#### Task to complete:
Search the entries for the word "label" and copy each line that has it.

Website and app data records
────────

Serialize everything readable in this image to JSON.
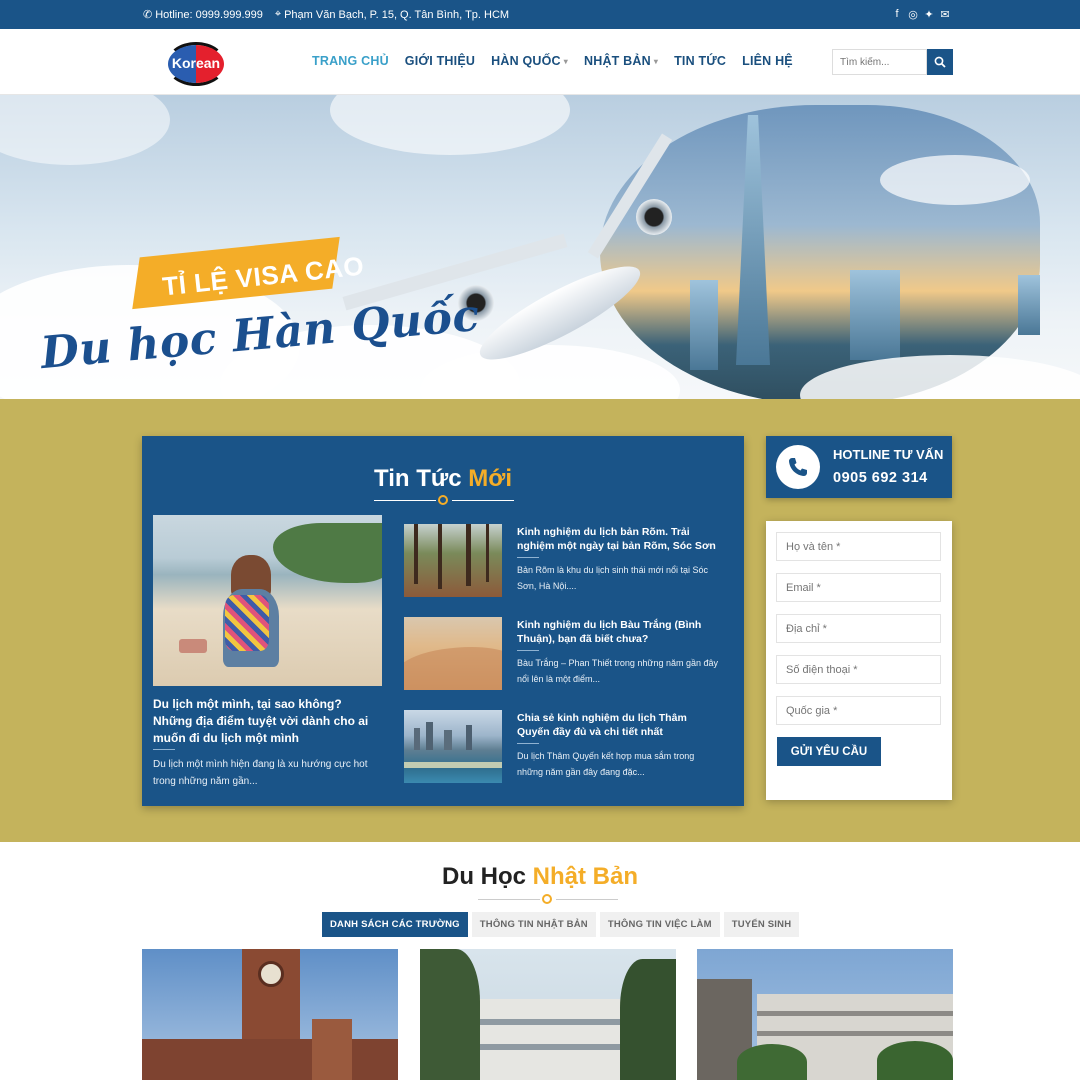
{
  "topbar": {
    "hotline": "Hotline: 0999.999.999",
    "address": "Phạm Văn Bạch, P. 15, Q. Tân Bình, Tp. HCM",
    "social": [
      "facebook-icon",
      "instagram-icon",
      "twitter-icon",
      "email-icon"
    ]
  },
  "logo": {
    "text": "Korean"
  },
  "nav": {
    "items": [
      {
        "label": "TRANG CHỦ",
        "active": true
      },
      {
        "label": "GIỚI THIỆU"
      },
      {
        "label": "HÀN QUỐC",
        "dropdown": true
      },
      {
        "label": "NHẬT BẢN",
        "dropdown": true
      },
      {
        "label": "TIN TỨC"
      },
      {
        "label": "LIÊN HỆ"
      }
    ]
  },
  "search": {
    "placeholder": "Tìm kiếm..."
  },
  "hero": {
    "tag": "TỈ LỆ VISA CAO",
    "title": "Du học Hàn Quốc"
  },
  "news": {
    "title_main": "Tin Tức",
    "title_highlight": "Mới",
    "featured": {
      "title": "Du lịch một mình, tại sao không? Những địa điểm tuyệt vời dành cho ai muốn đi du lịch một mình",
      "desc": "Du lịch một mình hiện đang là xu hướng cực hot trong những năm gần..."
    },
    "items": [
      {
        "title": "Kinh nghiệm du lịch bản Rõm. Trải nghiệm một ngày tại bản Rõm, Sóc Sơn",
        "desc": "Bản Rõm là khu du lịch sinh thái mới nổi tại Sóc Sơn, Hà Nội...."
      },
      {
        "title": "Kinh nghiệm du lịch Bàu Trắng (Bình Thuận), bạn đã biết chưa?",
        "desc": "Bàu Trắng – Phan Thiết trong những năm gần đây nổi lên là một điểm..."
      },
      {
        "title": "Chia sẻ kinh nghiệm du lịch Thâm Quyến đầy đủ và chi tiết nhất",
        "desc": "Du lịch Thâm Quyến kết hợp mua sắm trong những năm gần đây đang đặc..."
      }
    ]
  },
  "hotline": {
    "label": "HOTLINE TƯ VẤN",
    "phone": "0905 692 314"
  },
  "form": {
    "fields": [
      "Họ và tên *",
      "Email *",
      "Địa chỉ *",
      "Số điện thoại *",
      "Quốc gia *"
    ],
    "submit": "GỬI YÊU CẦU"
  },
  "japan": {
    "title_main": "Du Học",
    "title_highlight": "Nhật Bản",
    "tabs": [
      {
        "label": "DANH SÁCH CÁC TRƯỜNG",
        "active": true
      },
      {
        "label": "THÔNG TIN NHẬT BẢN"
      },
      {
        "label": "THÔNG TIN VIỆC LÀM"
      },
      {
        "label": "TUYỂN SINH"
      }
    ]
  },
  "colors": {
    "primary": "#1a5488",
    "accent": "#f4ad28",
    "olive": "#c4b35c",
    "nav_active": "#3aa0c9"
  }
}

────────

#### Solution to this task:
        "label": "TRANG CHỦ",
        "label": "GIỚI THIỆU"
        "label": "HÀN QUỐC",
        "label": "NHẬT BẢN",
        "label": "TIN TỨC"
        "label": "LIÊN HỆ"
    "label": "HOTLINE TƯ VẤN",
        "label": "DANH SÁCH CÁC TRƯỜNG",
        "label": "THÔNG TIN NHẬT BẢN"
        "label": "THÔNG TIN VIỆC LÀM"
        "label": "TUYỂN SINH"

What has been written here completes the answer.